Write back every record verbatim.

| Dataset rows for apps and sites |
::::::::
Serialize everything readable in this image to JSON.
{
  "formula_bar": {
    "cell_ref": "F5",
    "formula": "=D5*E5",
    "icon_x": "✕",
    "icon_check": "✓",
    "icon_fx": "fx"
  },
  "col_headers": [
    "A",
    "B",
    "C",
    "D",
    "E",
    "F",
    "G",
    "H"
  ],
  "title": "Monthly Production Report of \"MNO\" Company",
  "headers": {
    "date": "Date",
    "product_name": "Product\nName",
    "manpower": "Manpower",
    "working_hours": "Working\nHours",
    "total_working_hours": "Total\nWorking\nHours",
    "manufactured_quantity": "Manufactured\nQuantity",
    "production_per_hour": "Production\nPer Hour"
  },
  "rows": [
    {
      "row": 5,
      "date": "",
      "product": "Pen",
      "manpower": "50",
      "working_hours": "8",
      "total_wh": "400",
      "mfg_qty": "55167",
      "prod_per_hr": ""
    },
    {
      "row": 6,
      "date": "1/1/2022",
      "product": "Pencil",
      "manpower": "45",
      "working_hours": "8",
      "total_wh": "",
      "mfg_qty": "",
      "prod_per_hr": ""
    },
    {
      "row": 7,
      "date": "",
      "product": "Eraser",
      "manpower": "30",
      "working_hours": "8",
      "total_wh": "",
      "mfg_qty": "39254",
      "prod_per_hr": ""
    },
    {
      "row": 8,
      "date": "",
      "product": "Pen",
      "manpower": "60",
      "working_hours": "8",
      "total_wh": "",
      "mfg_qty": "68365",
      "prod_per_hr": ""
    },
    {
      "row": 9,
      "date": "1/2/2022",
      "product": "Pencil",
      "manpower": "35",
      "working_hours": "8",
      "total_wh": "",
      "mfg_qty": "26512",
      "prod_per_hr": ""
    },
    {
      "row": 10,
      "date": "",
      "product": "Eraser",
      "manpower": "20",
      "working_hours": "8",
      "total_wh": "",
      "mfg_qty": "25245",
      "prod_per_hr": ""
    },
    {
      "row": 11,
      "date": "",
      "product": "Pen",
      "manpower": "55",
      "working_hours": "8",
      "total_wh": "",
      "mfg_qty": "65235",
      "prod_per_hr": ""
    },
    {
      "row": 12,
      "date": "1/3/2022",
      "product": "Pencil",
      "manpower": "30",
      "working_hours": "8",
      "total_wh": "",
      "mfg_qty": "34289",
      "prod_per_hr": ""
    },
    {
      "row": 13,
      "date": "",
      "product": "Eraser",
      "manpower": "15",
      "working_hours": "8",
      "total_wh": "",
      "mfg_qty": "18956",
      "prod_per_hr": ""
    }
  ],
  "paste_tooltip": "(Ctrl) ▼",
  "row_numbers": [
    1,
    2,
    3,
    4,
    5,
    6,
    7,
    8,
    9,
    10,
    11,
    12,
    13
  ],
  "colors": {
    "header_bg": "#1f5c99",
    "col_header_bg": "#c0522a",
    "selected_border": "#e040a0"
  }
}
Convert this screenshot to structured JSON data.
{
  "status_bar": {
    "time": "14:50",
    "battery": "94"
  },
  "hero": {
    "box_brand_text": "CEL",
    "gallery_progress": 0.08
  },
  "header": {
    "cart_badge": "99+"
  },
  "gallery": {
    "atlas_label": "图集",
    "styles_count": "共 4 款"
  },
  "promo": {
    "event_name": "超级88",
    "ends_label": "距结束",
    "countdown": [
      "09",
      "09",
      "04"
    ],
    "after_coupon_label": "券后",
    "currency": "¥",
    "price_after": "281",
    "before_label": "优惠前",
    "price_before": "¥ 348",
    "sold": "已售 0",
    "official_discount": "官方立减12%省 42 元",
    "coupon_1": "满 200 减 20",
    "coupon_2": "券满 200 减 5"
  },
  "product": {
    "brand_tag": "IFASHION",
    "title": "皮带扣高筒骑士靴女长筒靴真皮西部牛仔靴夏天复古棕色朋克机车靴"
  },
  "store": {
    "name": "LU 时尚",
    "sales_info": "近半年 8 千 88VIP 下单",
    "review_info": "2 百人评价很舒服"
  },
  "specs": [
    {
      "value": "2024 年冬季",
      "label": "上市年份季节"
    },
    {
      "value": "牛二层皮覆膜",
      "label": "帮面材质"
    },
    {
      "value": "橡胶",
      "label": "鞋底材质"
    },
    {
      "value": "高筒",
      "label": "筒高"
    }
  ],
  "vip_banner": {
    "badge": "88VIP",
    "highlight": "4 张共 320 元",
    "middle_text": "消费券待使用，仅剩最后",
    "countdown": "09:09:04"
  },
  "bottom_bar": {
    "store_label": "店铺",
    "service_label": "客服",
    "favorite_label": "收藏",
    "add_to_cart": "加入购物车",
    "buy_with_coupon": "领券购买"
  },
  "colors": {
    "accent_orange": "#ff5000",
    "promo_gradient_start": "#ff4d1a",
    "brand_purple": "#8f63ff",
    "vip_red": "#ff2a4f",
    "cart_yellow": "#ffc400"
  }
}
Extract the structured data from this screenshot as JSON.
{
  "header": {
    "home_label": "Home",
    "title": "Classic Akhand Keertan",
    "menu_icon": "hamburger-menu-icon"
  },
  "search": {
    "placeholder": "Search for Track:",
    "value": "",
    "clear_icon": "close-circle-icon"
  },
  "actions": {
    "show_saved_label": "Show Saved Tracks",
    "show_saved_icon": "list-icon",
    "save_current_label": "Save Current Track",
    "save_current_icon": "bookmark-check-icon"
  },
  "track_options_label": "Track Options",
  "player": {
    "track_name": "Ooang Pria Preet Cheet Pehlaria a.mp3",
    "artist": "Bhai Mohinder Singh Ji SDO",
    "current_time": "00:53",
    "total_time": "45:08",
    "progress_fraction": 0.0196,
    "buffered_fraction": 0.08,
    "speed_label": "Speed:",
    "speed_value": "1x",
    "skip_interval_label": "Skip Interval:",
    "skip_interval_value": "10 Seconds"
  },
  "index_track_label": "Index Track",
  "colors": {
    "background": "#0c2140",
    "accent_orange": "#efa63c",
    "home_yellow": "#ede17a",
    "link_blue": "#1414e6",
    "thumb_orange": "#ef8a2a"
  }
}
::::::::
| Written solution |
Serialize everything readable in this image to JSON.
{
  "formula_bar": {
    "cell_ref": "F5",
    "formula": "=D5*E5",
    "icon_x": "✕",
    "icon_check": "✓",
    "icon_fx": "fx"
  },
  "col_headers": [
    "A",
    "B",
    "C",
    "D",
    "E",
    "F",
    "G",
    "H"
  ],
  "title": "Monthly Production Report of \"MNO\" Company",
  "headers": {
    "date": "Date",
    "product_name": "Product\nName",
    "manpower": "Manpower",
    "working_hours": "Working\nHours",
    "total_working_hours": "Total\nWorking\nHours",
    "manufactured_quantity": "Manufactured\nQuantity",
    "production_per_hour": "Production\nPer Hour"
  },
  "rows": [
    {
      "row": 5,
      "date": "",
      "product": "Pen",
      "manpower": "50",
      "working_hours": "8",
      "total_wh": "400",
      "mfg_qty": "55167",
      "prod_per_hr": ""
    },
    {
      "row": 6,
      "date": "1/1/2022",
      "product": "Pencil",
      "manpower": "45",
      "working_hours": "8",
      "total_wh": "",
      "mfg_qty": "",
      "prod_per_hr": ""
    },
    {
      "row": 7,
      "date": "",
      "product": "Eraser",
      "manpower": "30",
      "working_hours": "8",
      "total_wh": "",
      "mfg_qty": "39254",
      "prod_per_hr": ""
    },
    {
      "row": 8,
      "date": "",
      "product": "Pen",
      "manpower": "60",
      "working_hours": "8",
      "total_wh": "",
      "mfg_qty": "68365",
      "prod_per_hr": ""
    },
    {
      "row": 9,
      "date": "1/2/2022",
      "product": "Pencil",
      "manpower": "35",
      "working_hours": "8",
      "total_wh": "",
      "mfg_qty": "26512",
      "prod_per_hr": ""
    },
    {
      "row": 10,
      "date": "",
      "product": "Eraser",
      "manpower": "20",
      "working_hours": "8",
      "total_wh": "",
      "mfg_qty": "25245",
      "prod_per_hr": ""
    },
    {
      "row": 11,
      "date": "",
      "product": "Pen",
      "manpower": "55",
      "working_hours": "8",
      "total_wh": "",
      "mfg_qty": "65235",
      "prod_per_hr": ""
    },
    {
      "row": 12,
      "date": "1/3/2022",
      "product": "Pencil",
      "manpower": "30",
      "working_hours": "8",
      "total_wh": "",
      "mfg_qty": "34289",
      "prod_per_hr": ""
    },
    {
      "row": 13,
      "date": "",
      "product": "Eraser",
      "manpower": "15",
      "working_hours": "8",
      "total_wh": "",
      "mfg_qty": "18956",
      "prod_per_hr": ""
    }
  ],
  "paste_tooltip": "(Ctrl) ▼",
  "row_numbers": [
    1,
    2,
    3,
    4,
    5,
    6,
    7,
    8,
    9,
    10,
    11,
    12,
    13
  ],
  "colors": {
    "header_bg": "#1f5c99",
    "col_header_bg": "#c0522a",
    "selected_border": "#e040a0"
  }
}
Convert this screenshot to structured JSON data.
{
  "status_bar": {
    "time": "14:50",
    "battery": "94"
  },
  "hero": {
    "box_brand_text": "CEL",
    "gallery_progress": 0.08
  },
  "header": {
    "cart_badge": "99+"
  },
  "gallery": {
    "atlas_label": "图集",
    "styles_count": "共 4 款"
  },
  "promo": {
    "event_name": "超级88",
    "ends_label": "距结束",
    "countdown": [
      "09",
      "09",
      "04"
    ],
    "after_coupon_label": "券后",
    "currency": "¥",
    "price_after": "281",
    "before_label": "优惠前",
    "price_before": "¥ 348",
    "sold": "已售 0",
    "official_discount": "官方立减12%省 42 元",
    "coupon_1": "满 200 减 20",
    "coupon_2": "券满 200 减 5"
  },
  "product": {
    "brand_tag": "IFASHION",
    "title": "皮带扣高筒骑士靴女长筒靴真皮西部牛仔靴夏天复古棕色朋克机车靴"
  },
  "store": {
    "name": "LU 时尚",
    "sales_info": "近半年 8 千 88VIP 下单",
    "review_info": "2 百人评价很舒服"
  },
  "specs": [
    {
      "value": "2024 年冬季",
      "label": "上市年份季节"
    },
    {
      "value": "牛二层皮覆膜",
      "label": "帮面材质"
    },
    {
      "value": "橡胶",
      "label": "鞋底材质"
    },
    {
      "value": "高筒",
      "label": "筒高"
    }
  ],
  "vip_banner": {
    "badge": "88VIP",
    "highlight": "4 张共 320 元",
    "middle_text": "消费券待使用，仅剩最后",
    "countdown": "09:09:04"
  },
  "bottom_bar": {
    "store_label": "店铺",
    "service_label": "客服",
    "favorite_label": "收藏",
    "add_to_cart": "加入购物车",
    "buy_with_coupon": "领券购买"
  },
  "colors": {
    "accent_orange": "#ff5000",
    "promo_gradient_start": "#ff4d1a",
    "brand_purple": "#8f63ff",
    "vip_red": "#ff2a4f",
    "cart_yellow": "#ffc400"
  }
}
Extract the structured data from this screenshot as JSON.
{
  "header": {
    "home_label": "Home",
    "title": "Classic Akhand Keertan",
    "menu_icon": "hamburger-menu-icon"
  },
  "search": {
    "placeholder": "Search for Track:",
    "value": "",
    "clear_icon": "close-circle-icon"
  },
  "actions": {
    "show_saved_label": "Show Saved Tracks",
    "show_saved_icon": "list-icon",
    "save_current_label": "Save Current Track",
    "save_current_icon": "bookmark-check-icon"
  },
  "track_options_label": "Track Options",
  "player": {
    "track_name": "Ooang Pria Preet Cheet Pehlaria a.mp3",
    "artist": "Bhai Mohinder Singh Ji SDO",
    "current_time": "00:53",
    "total_time": "45:08",
    "progress_fraction": 0.0196,
    "buffered_fraction": 0.08,
    "speed_label": "Speed:",
    "speed_value": "1x",
    "skip_interval_label": "Skip Interval:",
    "skip_interval_value": "10 Seconds"
  },
  "index_track_label": "Index Track",
  "colors": {
    "background": "#0c2140",
    "accent_orange": "#efa63c",
    "home_yellow": "#ede17a",
    "link_blue": "#1414e6",
    "thumb_orange": "#ef8a2a"
  }
}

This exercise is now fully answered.